7/14/2015

​ALEXANDRIA, VA — Consumer optimism about the economy slumped five percentage points over the past month and a minority (47%) of Americans are now optimistic about the economy, according to a survey of U.S. fuel consumers conducted on behalf of the National Association of Convenience Stores (NACS) by Penn, Schoen and Berland.  

The numbers are somewhat surprising because traditionally summer is when optimism grows. Last July, optimism surged 7 percentage points to 46% at a time when gas prices were 80 cents per gallon higher than they are today.

The decline in consumer optimism may be cause for concern among retailers. More than one in four consumers (26%) say they will reduce spending on items besides gasoline this month. That is the highest reading the NACS monthly survey has recorded since the question was added in September 2014. 

While a majority (57%) of younger consumers, those ages 18-34, remain optimistic about the economy, they also indicate that they may curtail spending, with 25% saying that they will spend less this month.

Gas prices increased 4 cents this month, with consumers reporting a median price of $2.79 per gallon; gas prices have remained below $3.00 since November 2014. Because of the relatively low prices, less than three in ten (28%) consumers say gas prices have a “great impact” on their feelings on the economy, compared with two in five (41%) who said so in July 2014 when gas prices were $3.65 per gallon.

Consumers also say that they would cut back on driving if gas prices climbed to $3.65 per gallon — ironically the average price per gallon last July. At that time, consumers said they would reduce their driving if prices climbed to $4.19 per gallon.

“While gas prices remain relatively low, we may be seeing consumer frustration because prices aren’t falling over the summer months.

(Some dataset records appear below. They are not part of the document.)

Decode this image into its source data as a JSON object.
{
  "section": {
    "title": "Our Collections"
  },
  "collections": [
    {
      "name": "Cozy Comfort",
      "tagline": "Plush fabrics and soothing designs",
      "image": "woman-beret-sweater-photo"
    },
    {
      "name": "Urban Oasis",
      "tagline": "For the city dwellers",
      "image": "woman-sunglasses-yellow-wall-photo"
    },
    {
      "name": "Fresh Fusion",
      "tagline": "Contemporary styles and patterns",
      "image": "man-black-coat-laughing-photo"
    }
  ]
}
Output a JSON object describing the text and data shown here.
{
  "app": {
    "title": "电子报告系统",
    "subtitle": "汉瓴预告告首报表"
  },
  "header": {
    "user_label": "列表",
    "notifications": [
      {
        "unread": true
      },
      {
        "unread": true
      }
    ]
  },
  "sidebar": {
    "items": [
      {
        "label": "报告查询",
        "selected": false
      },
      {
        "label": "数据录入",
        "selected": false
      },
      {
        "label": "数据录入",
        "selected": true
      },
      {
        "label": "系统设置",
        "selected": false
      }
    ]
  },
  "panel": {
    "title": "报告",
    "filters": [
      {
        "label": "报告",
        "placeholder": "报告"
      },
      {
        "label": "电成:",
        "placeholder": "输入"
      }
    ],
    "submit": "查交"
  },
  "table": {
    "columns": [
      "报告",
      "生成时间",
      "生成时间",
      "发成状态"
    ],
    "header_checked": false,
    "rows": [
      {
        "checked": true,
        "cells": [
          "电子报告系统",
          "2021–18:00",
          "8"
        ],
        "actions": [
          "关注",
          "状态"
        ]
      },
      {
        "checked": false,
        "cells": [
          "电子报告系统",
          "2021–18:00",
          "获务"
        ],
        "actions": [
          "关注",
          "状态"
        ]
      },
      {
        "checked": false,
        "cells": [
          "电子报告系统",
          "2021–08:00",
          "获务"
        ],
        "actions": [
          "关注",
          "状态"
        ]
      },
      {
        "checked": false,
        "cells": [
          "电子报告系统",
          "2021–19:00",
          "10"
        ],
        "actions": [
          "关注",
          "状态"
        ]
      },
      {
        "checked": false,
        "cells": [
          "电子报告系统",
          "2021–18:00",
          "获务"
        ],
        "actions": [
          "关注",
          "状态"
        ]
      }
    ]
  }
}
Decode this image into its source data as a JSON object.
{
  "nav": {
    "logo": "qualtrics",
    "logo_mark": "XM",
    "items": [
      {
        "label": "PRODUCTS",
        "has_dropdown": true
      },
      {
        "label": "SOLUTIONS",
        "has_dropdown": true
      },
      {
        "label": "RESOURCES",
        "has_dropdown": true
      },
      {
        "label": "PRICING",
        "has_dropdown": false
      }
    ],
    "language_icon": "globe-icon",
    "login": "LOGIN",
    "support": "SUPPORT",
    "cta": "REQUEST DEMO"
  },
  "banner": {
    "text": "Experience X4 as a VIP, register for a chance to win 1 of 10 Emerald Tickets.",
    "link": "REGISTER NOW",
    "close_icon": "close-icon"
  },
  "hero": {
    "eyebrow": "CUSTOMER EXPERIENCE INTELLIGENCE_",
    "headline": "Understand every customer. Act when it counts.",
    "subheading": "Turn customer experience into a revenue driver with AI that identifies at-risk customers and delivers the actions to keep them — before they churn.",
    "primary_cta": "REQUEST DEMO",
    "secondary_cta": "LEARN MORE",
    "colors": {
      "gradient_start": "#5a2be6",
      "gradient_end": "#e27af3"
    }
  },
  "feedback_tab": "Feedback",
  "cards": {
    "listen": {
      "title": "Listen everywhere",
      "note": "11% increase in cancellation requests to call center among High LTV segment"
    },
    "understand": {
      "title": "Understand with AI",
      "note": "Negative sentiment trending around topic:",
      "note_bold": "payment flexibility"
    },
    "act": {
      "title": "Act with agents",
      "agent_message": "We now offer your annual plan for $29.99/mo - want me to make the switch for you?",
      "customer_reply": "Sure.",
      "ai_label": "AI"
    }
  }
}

Add to the mix consumers saying they will change behavior — and feel pain — at lower price points, and we may see pessimism linger, which could affect third-quarter sales,” said NACS Vice President of Strategic Industry Initiatives Jeff Lenard.

For the past three months, consumer sentiment has tracked miles per dollar, which calculates consumers’ reported fuel efficiency of their primary vehicle and the gas price in their market. 

NACS, which represents the convenience store industry that sells 80% of the gas sold in the country, conducts the monthly consumer sentiment survey to gauge how gas prices affect broader economic trends. The NACS survey was conducted by Penn, Schoen and Berland Associates LLC; 1,101 gas consumers were surveyed July 1-6, 2015. Summary results are available at www.nacsonline.com/gasprices.